Police investigators of online child abuse at risk of mental harm
Police who investigate online crimes against children, and protect wider society from seeing images of violence against young people, are themselves at risk of moral injury and other psychological harms.
Researchers at the University of Portsmouth and Solent University explored moral injury amongst child exploitation investigators and interviewed police officers from two Constabularies during a year-long study. The CREST (Centre for Research and Evidence on Security Threats) funded project asked questions relating to motivations for beginning the role, any personality changes, prior trauma, difficulties relating to their current role, coping mechanisms, moral decision making and use of professional support.
Professor Peter Lee, Director of Security and Risk Research and Innovation at the University of Portsmouth, said: “We found that law enforcement professionals who investigate child exploitation can be continually exposed to traumatising visual images in their jobs for years on end. This makes them particularly vulnerable to moral injury, PTSD, anxiety, depression and secondary trauma."
Investigating online child sex crime is an extreme example of regularly and repeatedly witnessing acts that transgress the moral frameworks of those involved.
Speaking ahead of the launch of the report Professor Lee added: “Investigating online child sex crime is an extreme example of regularly and repeatedly witnessing acts that transgress the moral frameworks of those involved. This study is important to find out more about the causes and consequences of moral injury amongst these police investigators to enhance support in the future.”

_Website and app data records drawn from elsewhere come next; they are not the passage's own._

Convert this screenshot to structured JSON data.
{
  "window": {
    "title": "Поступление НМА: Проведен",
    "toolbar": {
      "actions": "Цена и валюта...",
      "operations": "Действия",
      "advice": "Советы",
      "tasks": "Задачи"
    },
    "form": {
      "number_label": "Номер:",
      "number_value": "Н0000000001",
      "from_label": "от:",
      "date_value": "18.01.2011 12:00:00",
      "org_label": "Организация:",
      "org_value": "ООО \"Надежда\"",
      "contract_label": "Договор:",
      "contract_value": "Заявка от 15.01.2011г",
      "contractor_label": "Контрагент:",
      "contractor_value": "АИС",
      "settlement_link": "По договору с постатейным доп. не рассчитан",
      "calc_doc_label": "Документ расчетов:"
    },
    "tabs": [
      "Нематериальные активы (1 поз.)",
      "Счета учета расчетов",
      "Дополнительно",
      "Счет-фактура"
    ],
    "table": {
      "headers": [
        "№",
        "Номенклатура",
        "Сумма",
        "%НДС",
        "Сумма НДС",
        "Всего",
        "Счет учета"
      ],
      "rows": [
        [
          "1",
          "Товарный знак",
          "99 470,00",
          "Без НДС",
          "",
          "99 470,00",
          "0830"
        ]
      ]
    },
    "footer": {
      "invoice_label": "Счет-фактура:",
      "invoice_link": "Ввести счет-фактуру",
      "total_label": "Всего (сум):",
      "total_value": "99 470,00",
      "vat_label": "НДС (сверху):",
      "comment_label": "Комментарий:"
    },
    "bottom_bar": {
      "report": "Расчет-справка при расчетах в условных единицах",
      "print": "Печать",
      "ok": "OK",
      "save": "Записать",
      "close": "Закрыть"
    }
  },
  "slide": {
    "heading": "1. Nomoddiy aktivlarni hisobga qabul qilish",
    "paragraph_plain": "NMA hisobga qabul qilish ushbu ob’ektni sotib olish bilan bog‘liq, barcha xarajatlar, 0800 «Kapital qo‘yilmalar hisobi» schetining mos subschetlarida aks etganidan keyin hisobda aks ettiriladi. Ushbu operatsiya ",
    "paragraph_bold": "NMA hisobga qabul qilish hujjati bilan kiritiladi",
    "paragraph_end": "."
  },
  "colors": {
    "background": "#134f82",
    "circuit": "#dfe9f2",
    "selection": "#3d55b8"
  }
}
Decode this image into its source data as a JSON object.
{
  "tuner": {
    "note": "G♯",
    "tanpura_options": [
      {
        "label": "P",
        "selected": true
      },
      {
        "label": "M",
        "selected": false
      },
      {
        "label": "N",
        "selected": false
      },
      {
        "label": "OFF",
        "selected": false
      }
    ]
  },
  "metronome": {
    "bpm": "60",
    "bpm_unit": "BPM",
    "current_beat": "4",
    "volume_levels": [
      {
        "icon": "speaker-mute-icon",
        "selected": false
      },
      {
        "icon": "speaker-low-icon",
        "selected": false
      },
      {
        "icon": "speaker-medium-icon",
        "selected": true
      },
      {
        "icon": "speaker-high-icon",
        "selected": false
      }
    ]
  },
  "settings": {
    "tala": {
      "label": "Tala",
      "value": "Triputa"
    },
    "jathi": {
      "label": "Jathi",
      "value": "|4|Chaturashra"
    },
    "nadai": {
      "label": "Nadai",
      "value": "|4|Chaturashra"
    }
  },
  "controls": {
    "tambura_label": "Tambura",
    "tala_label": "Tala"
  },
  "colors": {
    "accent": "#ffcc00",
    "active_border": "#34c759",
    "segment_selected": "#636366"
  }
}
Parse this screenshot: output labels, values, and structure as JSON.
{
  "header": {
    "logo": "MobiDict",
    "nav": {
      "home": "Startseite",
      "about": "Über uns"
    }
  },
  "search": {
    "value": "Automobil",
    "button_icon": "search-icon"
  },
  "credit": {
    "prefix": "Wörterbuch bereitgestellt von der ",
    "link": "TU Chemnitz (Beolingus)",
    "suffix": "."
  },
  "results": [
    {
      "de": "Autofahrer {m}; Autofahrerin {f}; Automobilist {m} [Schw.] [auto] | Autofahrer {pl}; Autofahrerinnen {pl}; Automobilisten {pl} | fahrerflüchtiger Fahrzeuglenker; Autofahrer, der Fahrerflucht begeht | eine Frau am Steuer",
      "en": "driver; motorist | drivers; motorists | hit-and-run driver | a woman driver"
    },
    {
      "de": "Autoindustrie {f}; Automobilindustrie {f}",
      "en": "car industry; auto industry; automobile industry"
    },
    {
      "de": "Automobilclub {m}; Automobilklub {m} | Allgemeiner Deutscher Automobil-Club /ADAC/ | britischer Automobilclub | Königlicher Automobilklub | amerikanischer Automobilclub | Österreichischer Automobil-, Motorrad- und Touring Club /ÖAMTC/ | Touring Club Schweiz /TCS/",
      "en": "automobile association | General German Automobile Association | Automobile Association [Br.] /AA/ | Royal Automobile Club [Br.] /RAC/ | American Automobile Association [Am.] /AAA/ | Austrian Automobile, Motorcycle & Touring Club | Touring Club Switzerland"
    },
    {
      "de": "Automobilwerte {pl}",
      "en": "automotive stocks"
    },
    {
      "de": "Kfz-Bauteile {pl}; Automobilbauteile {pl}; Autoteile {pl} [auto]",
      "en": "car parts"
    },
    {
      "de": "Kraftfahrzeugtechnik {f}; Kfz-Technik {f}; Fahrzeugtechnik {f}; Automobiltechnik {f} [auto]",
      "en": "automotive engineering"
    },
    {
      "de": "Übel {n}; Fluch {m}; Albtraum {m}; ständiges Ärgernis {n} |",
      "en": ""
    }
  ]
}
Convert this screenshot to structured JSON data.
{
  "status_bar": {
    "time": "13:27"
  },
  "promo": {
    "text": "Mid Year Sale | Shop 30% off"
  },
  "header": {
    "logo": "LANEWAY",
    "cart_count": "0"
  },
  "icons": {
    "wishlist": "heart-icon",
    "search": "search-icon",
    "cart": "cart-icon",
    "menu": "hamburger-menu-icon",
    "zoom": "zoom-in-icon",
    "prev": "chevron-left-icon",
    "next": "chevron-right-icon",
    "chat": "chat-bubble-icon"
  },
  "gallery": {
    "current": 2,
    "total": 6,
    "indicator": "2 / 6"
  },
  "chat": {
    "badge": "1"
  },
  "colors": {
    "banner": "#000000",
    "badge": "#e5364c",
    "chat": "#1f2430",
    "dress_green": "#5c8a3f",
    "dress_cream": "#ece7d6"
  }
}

Researchers found that some individuals were distressed by their current role. This was a consequence of repeatedly experiencing intrusive thoughts and images, with overwhelming workloads and timeframes. The study suggests ways to improve management of the psychological distress of viewing indecent images by enhancing current professional support. Police officers rely heavily on family and peer support to help process their distress, rather than use the current help available to them.
We aim to build on this current research and support it with a further in-depth exploration of the issues raised.
Dr Mark Doyle, Solent University said: “We are enormously grateful to CREST for funding this vitally important research and to those police officers that have taken part. We aim to build on this current research and support it with a further in-depth exploration of the issues raised, by collaborating with relevant government organisations, police and industry authorities where traumatising imagery is regularly encountered.
“We also aim to improve the recognition, training and professional support for those who conduct this difficult role. We have identified a number of areas for follow-on research and engagement with police online investigators to enhance existing support schemes and develop new specialised training to promote the psychological wellbeing of those on the front line.”
The evidence and insights from the research will help to enhance good mental health practice, not just for these police investigators but for other professionals whose work can be mentally traumatic. The research team hopes to go on to establish greater understanding of the prevalence and severity of mental health difficulties, personality change, mental health stigma, behavioural and other factors that specifically influence wellbeing.
The research team also included Dr Kit Tapson and Dr Vasileios Karagiannopoulos from the University of Portsmouth.